WORK TASK >>
Examine each line of the listing below. Copy those in which the string "this" appears.

__________________________________________________

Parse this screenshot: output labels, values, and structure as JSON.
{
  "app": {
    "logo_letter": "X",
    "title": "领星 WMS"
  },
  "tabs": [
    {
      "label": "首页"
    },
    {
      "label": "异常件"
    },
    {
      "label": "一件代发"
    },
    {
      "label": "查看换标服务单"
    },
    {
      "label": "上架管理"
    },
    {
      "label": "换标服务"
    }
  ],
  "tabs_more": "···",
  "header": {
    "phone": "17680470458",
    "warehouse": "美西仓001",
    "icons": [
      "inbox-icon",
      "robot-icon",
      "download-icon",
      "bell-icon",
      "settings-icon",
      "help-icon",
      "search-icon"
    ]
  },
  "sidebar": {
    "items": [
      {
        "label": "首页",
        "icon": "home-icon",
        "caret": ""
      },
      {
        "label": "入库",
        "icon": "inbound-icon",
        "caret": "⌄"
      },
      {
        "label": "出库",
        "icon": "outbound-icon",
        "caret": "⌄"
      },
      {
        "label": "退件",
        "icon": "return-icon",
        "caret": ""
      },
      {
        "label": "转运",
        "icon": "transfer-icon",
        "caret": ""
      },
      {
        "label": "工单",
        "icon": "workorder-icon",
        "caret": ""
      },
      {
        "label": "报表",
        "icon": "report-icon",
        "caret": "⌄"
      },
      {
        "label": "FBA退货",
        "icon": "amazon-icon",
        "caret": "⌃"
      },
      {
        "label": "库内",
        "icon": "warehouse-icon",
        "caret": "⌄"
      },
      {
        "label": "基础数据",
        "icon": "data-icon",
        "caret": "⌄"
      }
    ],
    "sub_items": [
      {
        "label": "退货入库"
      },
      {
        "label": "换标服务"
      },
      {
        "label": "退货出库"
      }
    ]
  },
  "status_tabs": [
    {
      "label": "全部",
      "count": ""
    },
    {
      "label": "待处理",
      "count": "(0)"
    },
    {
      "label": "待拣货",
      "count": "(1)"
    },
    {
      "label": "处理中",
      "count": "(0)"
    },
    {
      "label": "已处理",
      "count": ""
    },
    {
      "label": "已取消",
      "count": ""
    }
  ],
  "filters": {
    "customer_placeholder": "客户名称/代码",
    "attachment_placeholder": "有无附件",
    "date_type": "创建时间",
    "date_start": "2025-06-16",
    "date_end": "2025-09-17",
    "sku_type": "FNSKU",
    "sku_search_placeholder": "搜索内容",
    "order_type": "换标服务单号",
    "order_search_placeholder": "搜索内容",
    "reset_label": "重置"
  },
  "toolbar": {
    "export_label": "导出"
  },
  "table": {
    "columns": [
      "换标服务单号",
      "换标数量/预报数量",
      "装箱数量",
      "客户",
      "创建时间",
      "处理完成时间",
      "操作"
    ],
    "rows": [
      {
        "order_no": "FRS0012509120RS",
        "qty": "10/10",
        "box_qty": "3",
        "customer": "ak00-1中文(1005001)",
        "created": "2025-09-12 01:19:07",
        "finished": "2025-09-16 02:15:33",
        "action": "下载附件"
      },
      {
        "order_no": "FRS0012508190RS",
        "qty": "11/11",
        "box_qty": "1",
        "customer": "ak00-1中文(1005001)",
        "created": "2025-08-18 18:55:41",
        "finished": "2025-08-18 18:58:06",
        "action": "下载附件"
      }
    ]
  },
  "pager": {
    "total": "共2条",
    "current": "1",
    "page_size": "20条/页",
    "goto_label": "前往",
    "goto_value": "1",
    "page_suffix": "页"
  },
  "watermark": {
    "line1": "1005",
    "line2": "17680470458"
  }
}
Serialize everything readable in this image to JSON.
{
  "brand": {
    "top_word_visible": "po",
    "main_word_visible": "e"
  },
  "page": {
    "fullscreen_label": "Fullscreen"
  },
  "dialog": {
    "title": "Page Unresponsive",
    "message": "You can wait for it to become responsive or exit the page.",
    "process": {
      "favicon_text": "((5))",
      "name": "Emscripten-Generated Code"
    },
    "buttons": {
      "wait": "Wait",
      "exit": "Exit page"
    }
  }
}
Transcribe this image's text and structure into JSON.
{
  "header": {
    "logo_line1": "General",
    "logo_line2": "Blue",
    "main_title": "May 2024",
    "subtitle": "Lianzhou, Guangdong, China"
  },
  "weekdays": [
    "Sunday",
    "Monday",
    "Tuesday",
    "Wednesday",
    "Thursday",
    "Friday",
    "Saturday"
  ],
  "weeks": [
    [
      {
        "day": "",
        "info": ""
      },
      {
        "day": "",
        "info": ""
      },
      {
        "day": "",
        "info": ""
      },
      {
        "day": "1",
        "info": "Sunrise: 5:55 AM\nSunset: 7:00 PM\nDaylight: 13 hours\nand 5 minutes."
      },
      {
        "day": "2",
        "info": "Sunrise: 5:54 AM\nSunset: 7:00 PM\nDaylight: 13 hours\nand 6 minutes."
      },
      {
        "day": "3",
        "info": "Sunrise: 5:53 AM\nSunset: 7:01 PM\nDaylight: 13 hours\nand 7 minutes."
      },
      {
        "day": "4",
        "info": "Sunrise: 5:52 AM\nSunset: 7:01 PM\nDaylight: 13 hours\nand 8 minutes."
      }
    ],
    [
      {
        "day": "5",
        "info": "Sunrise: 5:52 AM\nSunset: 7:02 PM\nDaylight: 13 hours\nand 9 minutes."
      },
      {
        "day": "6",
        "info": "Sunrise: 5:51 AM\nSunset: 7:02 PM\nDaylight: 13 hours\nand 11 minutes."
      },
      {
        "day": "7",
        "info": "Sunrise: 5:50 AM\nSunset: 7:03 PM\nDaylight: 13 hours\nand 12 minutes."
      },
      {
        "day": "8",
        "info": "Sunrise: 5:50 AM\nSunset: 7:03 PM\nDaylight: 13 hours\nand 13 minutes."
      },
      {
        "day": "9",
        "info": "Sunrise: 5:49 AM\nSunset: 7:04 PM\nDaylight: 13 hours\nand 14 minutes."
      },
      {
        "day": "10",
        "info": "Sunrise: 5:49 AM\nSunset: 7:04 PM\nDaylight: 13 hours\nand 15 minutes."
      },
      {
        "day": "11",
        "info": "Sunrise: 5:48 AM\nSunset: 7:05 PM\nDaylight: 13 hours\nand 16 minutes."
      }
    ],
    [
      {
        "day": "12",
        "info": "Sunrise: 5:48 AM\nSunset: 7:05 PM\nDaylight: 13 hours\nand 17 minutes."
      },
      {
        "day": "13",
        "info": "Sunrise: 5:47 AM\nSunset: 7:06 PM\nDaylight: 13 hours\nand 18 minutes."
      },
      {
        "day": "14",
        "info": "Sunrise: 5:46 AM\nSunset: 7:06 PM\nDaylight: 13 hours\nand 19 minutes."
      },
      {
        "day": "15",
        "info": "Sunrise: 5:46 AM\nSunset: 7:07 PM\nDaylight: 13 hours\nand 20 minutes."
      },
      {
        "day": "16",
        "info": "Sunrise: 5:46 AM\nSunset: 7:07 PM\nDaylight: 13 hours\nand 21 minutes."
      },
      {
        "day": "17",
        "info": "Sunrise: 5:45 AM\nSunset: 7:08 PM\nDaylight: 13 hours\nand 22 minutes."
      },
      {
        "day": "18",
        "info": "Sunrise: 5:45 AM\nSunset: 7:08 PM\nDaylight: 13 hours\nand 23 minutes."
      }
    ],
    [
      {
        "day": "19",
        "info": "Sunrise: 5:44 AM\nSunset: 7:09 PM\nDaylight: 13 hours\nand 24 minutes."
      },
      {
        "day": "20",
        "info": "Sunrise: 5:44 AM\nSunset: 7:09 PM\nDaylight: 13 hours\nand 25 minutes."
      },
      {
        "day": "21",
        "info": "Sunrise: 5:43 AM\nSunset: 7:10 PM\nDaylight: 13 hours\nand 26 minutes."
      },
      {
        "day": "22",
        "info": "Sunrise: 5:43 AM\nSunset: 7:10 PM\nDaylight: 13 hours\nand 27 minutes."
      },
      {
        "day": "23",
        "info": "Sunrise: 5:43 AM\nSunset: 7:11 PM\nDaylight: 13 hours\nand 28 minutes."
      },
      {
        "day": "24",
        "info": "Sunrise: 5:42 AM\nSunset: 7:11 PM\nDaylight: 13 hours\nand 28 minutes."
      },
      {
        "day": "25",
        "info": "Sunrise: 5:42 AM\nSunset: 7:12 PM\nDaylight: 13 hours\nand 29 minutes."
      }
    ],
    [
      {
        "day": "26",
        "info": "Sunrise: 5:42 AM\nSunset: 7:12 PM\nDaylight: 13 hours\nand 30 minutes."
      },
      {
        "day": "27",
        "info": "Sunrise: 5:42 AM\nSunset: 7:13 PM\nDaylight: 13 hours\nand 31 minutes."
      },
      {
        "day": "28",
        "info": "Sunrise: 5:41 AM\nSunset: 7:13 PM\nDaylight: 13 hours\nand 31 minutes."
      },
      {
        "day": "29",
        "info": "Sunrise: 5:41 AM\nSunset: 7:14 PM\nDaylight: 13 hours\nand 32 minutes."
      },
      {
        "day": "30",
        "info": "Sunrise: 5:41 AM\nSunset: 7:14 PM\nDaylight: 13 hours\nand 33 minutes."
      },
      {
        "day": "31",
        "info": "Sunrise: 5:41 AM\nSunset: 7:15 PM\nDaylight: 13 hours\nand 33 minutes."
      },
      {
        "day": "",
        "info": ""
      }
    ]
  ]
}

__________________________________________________

RESPONSE >>
Parse this screenshot: output labels, values, and structure as JSON.
Serialize everything readable in this image to JSON.
Transcribe this image's text and structure into JSON.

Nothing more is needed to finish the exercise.